“All my children were killed.”
“Six sons, two brothers … and finally my sister was hanged.”
“My four brothers … and my father is the fifth … they never came back … I only have my mother left, nobody else …”
“I lost my brother, my two nephews … my five grandchildren, my two sons …”
“When I add it up, 24 of them were swallowed up by Srebrenica …”
Year after year, one testimony follows another. I have been recording them for over two decades.
They are the testimonies of mostly women – and some male – survivors of the Bosnian war, whose loved ones were killed in the genocide committed in the Bosnian town of Srebrenica in July 1995, by the Serb forces led by General Ratko Mladic.
The survivors are now anxiously awaiting news from The Hague, where a first-instance verdict is due to be pronounced against Mladic before the International War Crimes Tribunal.
Mladic was indicted and charged with genocide in Srebrenica and six other municipalities in Bosnia Herzegovina, in addition to ethnic cleansing; killings; inhumane actions; destruction of mosques and Catholic churches; and the siege of Sarajevo.
Those how have lost people dearest to their heart see Mladic as a symbol of the project of evil, designed and prepared so as to enable the perpetration of genocide, a symbol of the system that hid traces of crimes and consequences of genocide and continues to hide them in mass graves across Bosnia and Herzegovina.
I have spent hundreds of days and nights in the company of those who have spent years searching for the mortal remains of their loved ones. Searching for their bones, buried deep in the Bosnian soil.
I witnessed their enormous grief. I watched mothers caress the only recovered bone belonging to their sons, talking to that piece of skeleton as if it were a living man.
I was moved by their stories, both as a journalist and a human being.
They are my most important source of information, my key method of preparation.
For they speak without calculations.
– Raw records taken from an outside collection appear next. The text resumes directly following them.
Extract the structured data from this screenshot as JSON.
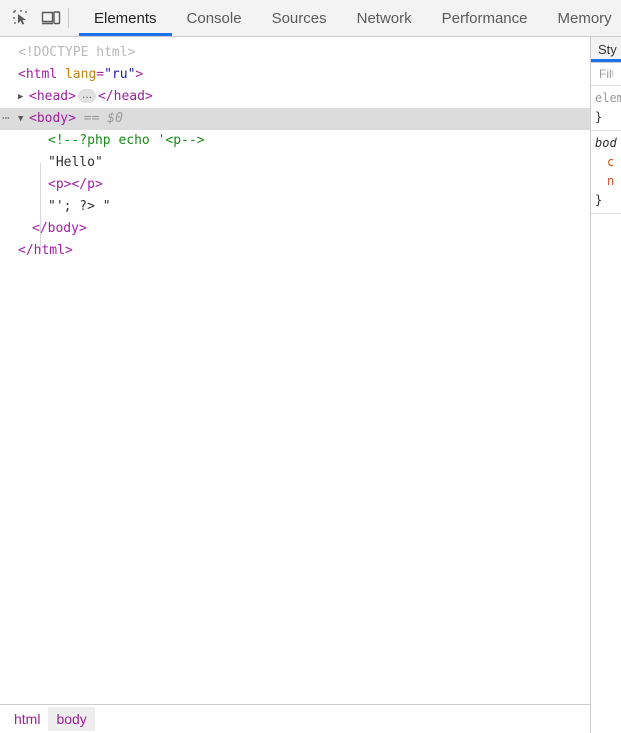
{
  "toolbar": {
    "icons": [
      {
        "name": "inspect-element-icon",
        "title": "Inspect element"
      },
      {
        "name": "device-toolbar-icon",
        "title": "Toggle device toolbar"
      }
    ],
    "tabs": [
      {
        "label": "Elements",
        "active": true
      },
      {
        "label": "Console",
        "active": false
      },
      {
        "label": "Sources",
        "active": false
      },
      {
        "label": "Network",
        "active": false
      },
      {
        "label": "Performance",
        "active": false
      },
      {
        "label": "Memory",
        "active": false
      }
    ]
  },
  "dom": {
    "line_doctype": "<!DOCTYPE html>",
    "line_html_open_tag": "<html",
    "line_html_attr_name": "lang",
    "line_html_attr_eq": "=",
    "line_html_attr_value": "\"ru\"",
    "line_html_close_bracket": ">",
    "line_head_open": "<head>",
    "line_head_ellipsis": "…",
    "line_head_close": "</head>",
    "line_body_open": "<body>",
    "line_body_marker": "== $0",
    "line_php_comment": "<!--?php echo '<p-->",
    "line_text_hello": "\"Hello\"",
    "line_p_tags": "<p></p>",
    "line_text_close": "\"'; ?> \"",
    "line_body_close": "</body>",
    "line_html_close": "</html>",
    "gutter_dots": "⋯",
    "twisty_collapsed": "▶",
    "twisty_expanded": "▼"
  },
  "sidebar": {
    "tabs": [
      {
        "label": "Sty",
        "active": true
      }
    ],
    "filter_placeholder": "Filte",
    "rules": [
      {
        "selector": "elem",
        "selector_style": "gray",
        "close": "}",
        "props": []
      },
      {
        "selector": "bod",
        "selector_style": "dark",
        "close": "}",
        "props": [
          "c",
          "n"
        ]
      }
    ]
  },
  "breadcrumb": {
    "items": [
      {
        "label": "html",
        "active": false
      },
      {
        "label": "body",
        "active": true
      }
    ]
  },
  "colors": {
    "accent": "#1a73e8",
    "tag": "#a020a0",
    "attr_name": "#c5820a",
    "attr_value": "#1a1aa6",
    "comment": "#1a8a1a",
    "selected_row": "#dcdcdc",
    "toolbar_bg": "#f3f3f3"
  }
}
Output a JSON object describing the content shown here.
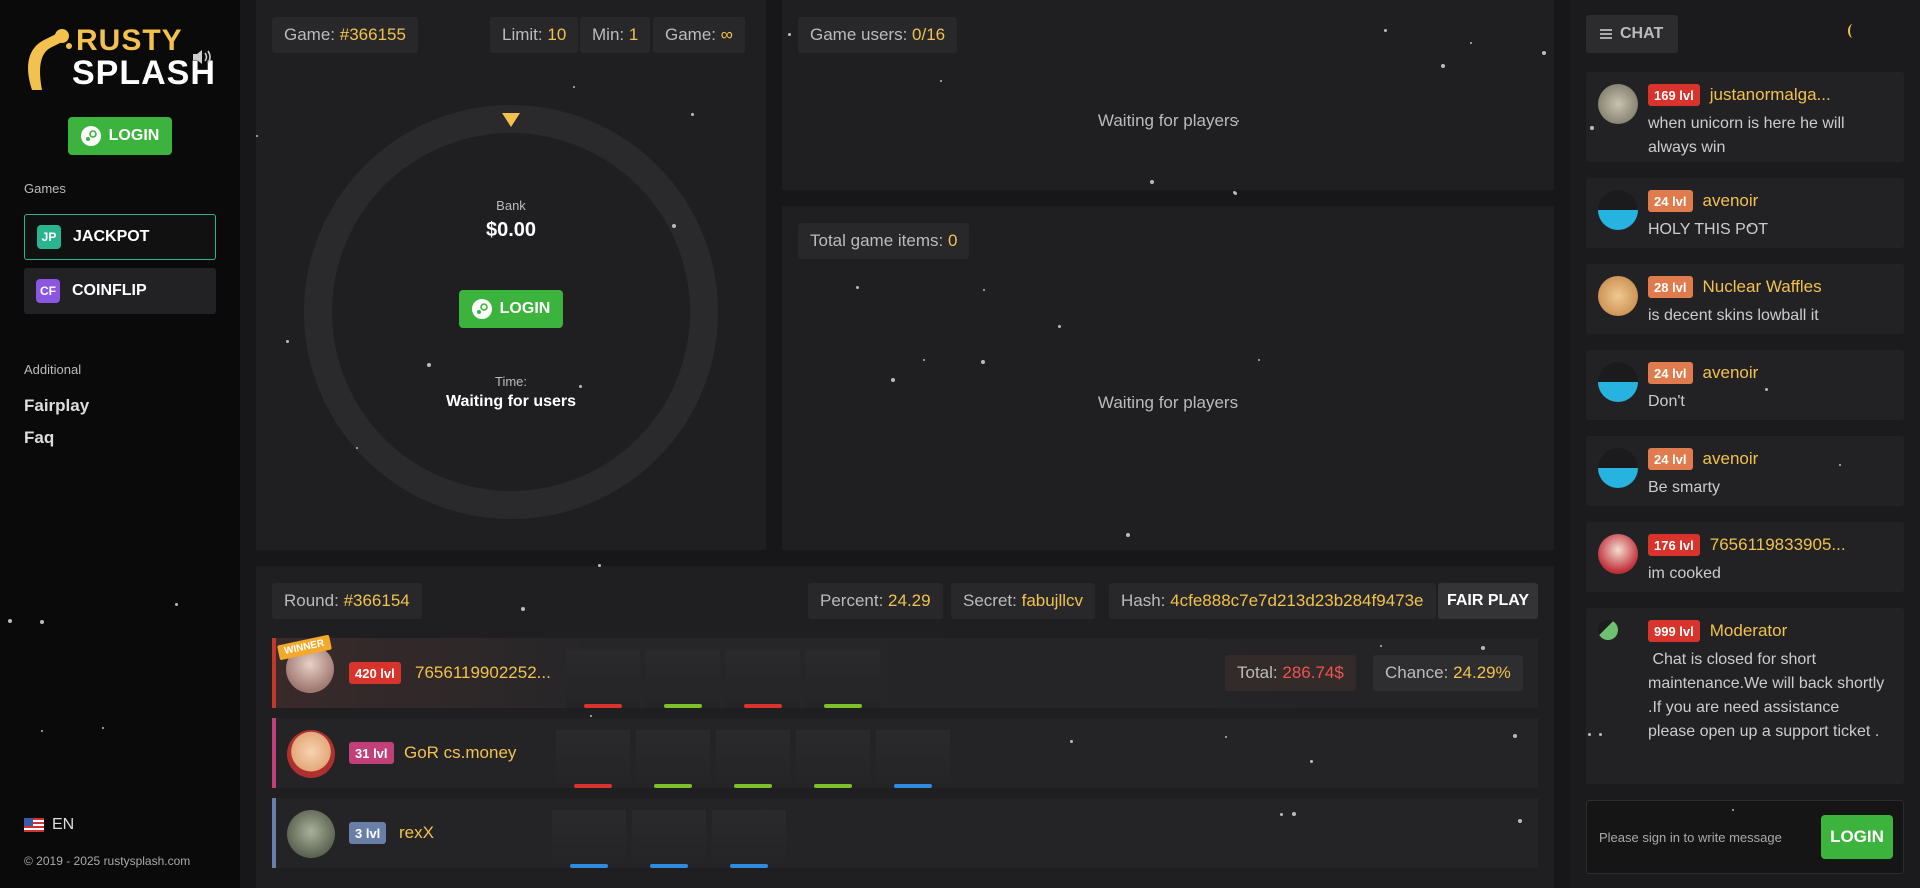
{
  "brand": {
    "line1": "RUSTY",
    "line2": "SPLASH"
  },
  "sidebar": {
    "login_label": "LOGIN",
    "games_heading": "Games",
    "games": [
      {
        "icon": "JP",
        "label": "JACKPOT",
        "color": "#2bb58e"
      },
      {
        "icon": "CF",
        "label": "COINFLIP",
        "color": "#8a56e2"
      }
    ],
    "additional_heading": "Additional",
    "links": [
      "Fairplay",
      "Faq"
    ],
    "language": "EN",
    "copyright": "© 2019 - 2025 rustysplash.com"
  },
  "game": {
    "game_label": "Game:",
    "game_id": "#366155",
    "limit_label": "Limit:",
    "limit": "10",
    "min_label": "Min:",
    "min": "1",
    "game2_label": "Game:",
    "game2_value": "∞",
    "bank_label": "Bank",
    "bank_value": "$0.00",
    "login_label": "LOGIN",
    "time_label": "Time:",
    "time_value": "Waiting for users"
  },
  "users_panel": {
    "label": "Game users:",
    "value": "0/16",
    "waiting": "Waiting for players"
  },
  "items_panel": {
    "label": "Total game items:",
    "value": "0",
    "waiting": "Waiting for players"
  },
  "round": {
    "round_label": "Round:",
    "round_id": "#366154",
    "percent_label": "Percent:",
    "percent": "24.29",
    "secret_label": "Secret:",
    "secret": "fabujllcv",
    "hash_label": "Hash:",
    "hash": "4cfe888c7e7d213d23b284f9473e",
    "fair_play": "FAIR PLAY"
  },
  "players": [
    {
      "winner_badge": "WINNER",
      "level": "420 lvl",
      "name": "7656119902252...",
      "total_label": "Total:",
      "total": "286.74$",
      "chance_label": "Chance:",
      "chance": "24.29%",
      "bar_color": "#c0392b",
      "level_color": "#d9342b",
      "items": [
        "#d9342b",
        "#7cc02a",
        "#d9342b",
        "#7cc02a"
      ]
    },
    {
      "level": "31 lvl",
      "name": "GoR cs.money",
      "bar_color": "#c2407a",
      "level_color": "#c2407a",
      "items": [
        "#d9342b",
        "#7cc02a",
        "#7cc02a",
        "#7cc02a",
        "#2d8be0"
      ]
    },
    {
      "level": "3 lvl",
      "name": "rexX",
      "bar_color": "#6a7fa8",
      "level_color": "#6a7fa8",
      "items": [
        "#2d8be0",
        "#2d8be0",
        "#2d8be0"
      ]
    }
  ],
  "chat": {
    "tab_label": "CHAT",
    "messages": [
      {
        "level": "169 lvl",
        "level_color": "#d9342b",
        "name": "justanormalga...",
        "text": "when unicorn is here he will always win"
      },
      {
        "level": "24 lvl",
        "level_color": "#e07b4e",
        "name": "avenoir",
        "text": "HOLY THIS POT"
      },
      {
        "level": "28 lvl",
        "level_color": "#e07b4e",
        "name": "Nuclear Waffles",
        "text": "is decent skins lowball it"
      },
      {
        "level": "24 lvl",
        "level_color": "#e07b4e",
        "name": "avenoir",
        "text": "Don't"
      },
      {
        "level": "24 lvl",
        "level_color": "#e07b4e",
        "name": "avenoir",
        "text": "Be smarty"
      },
      {
        "level": "176 lvl",
        "level_color": "#d9342b",
        "name": "7656119833905...",
        "text": "im cooked"
      },
      {
        "level": "999 lvl",
        "level_color": "#d9342b",
        "name": "Moderator",
        "text": " Chat is closed for short maintenance.We will back shortly .If you are need assistance please open up a support ticket ."
      }
    ],
    "input_placeholder": "Please sign in to write message",
    "login_label": "LOGIN"
  }
}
They speak the truth.
And on the day of the pronouncement of the verdict against Mladic, their words will be the loudest.
Giving them a chance to speak means practising journalism in the only right way: “Giving a voice to the voiceless!”
In conclusion, there is no balance and neutrality in reporting on crimes. There is no even distribution of media time between criminals and victims.
Criminals and their representatives must not be given an opportunity to promote crimes under the guise of objectivity, which is not the same as neutrality.
Ed Vulliamy, a British-Irish reporter who covered the war in Bosnia and Herzegovina and has been credited with discovering Serb concentration camps in northwestern Bosnia, wrote in his book on the war in Bosnia: “I believe that there are moments in history when neutrality is not neutral, but becomes complicit in the crime. I’m not neutral between the camp guards and the prisoners, between the raped women and the beasts who raped them.”
These words should be reiterated. They are important.
Follow Adnan Rondic on Twitter @AdnanAJB